• _Task prompt_
Copy the entries exactly. Their pictures do not belong in the copy.

• _Data in this exercise_
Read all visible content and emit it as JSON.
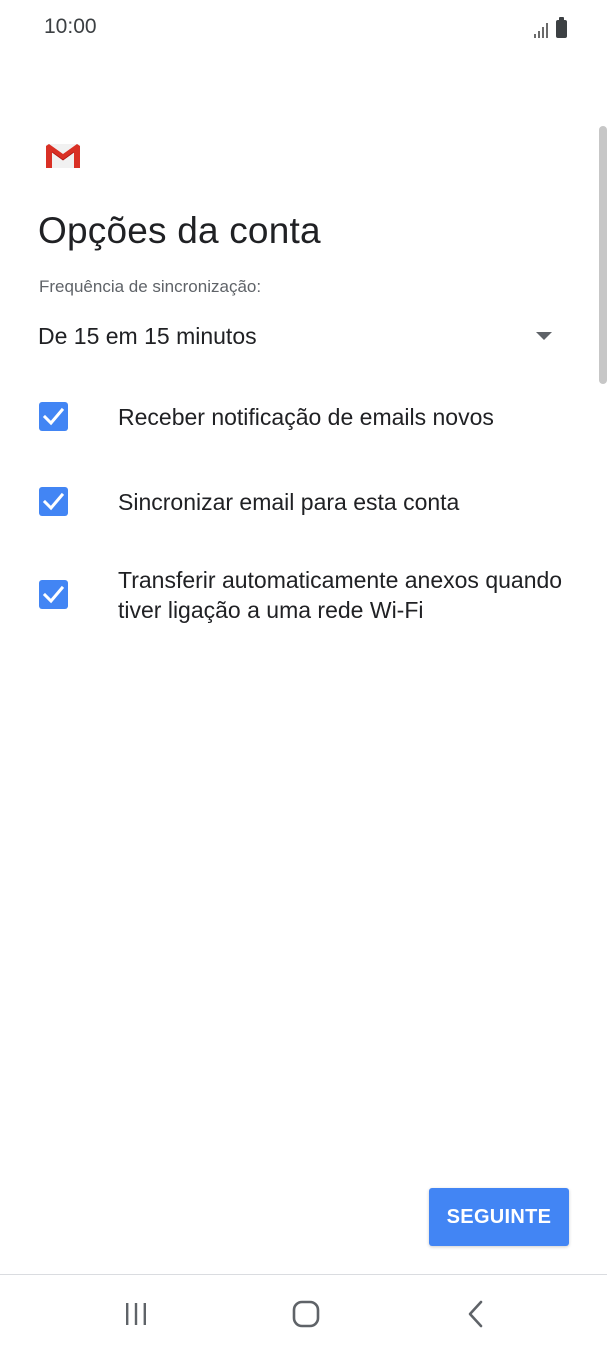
{
  "status_bar": {
    "time": "10:00",
    "icons": [
      "signal-icon",
      "battery-icon"
    ]
  },
  "app": {
    "logo": "gmail-logo",
    "colors": {
      "accent": "#4285f4",
      "gmail_red": "#d93025"
    }
  },
  "page": {
    "title": "Opções da conta"
  },
  "sync_frequency": {
    "label": "Frequência de sincronização:",
    "selected": "De 15 em 15 minutos"
  },
  "options": [
    {
      "label": "Receber notificação de emails novos",
      "checked": true
    },
    {
      "label": "Sincronizar email para esta conta",
      "checked": true
    },
    {
      "label": "Transferir automaticamente anexos quando tiver ligação a uma rede Wi-Fi",
      "checked": true
    }
  ],
  "actions": {
    "next_label": "SEGUINTE"
  },
  "nav": {
    "buttons": [
      "recents-icon",
      "home-icon",
      "back-icon"
    ]
  }
}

• _Written solution_
Read all visible content and emit it as JSON.
{
  "status_bar": {
    "time": "10:00",
    "icons": [
      "signal-icon",
      "battery-icon"
    ]
  },
  "app": {
    "logo": "gmail-logo",
    "colors": {
      "accent": "#4285f4",
      "gmail_red": "#d93025"
    }
  },
  "page": {
    "title": "Opções da conta"
  },
  "sync_frequency": {
    "label": "Frequência de sincronização:",
    "selected": "De 15 em 15 minutos"
  },
  "options": [
    {
      "label": "Receber notificação de emails novos",
      "checked": true
    },
    {
      "label": "Sincronizar email para esta conta",
      "checked": true
    },
    {
      "label": "Transferir automaticamente anexos quando tiver ligação a uma rede Wi-Fi",
      "checked": true
    }
  ],
  "actions": {
    "next_label": "SEGUINTE"
  },
  "nav": {
    "buttons": [
      "recents-icon",
      "home-icon",
      "back-icon"
    ]
  }
}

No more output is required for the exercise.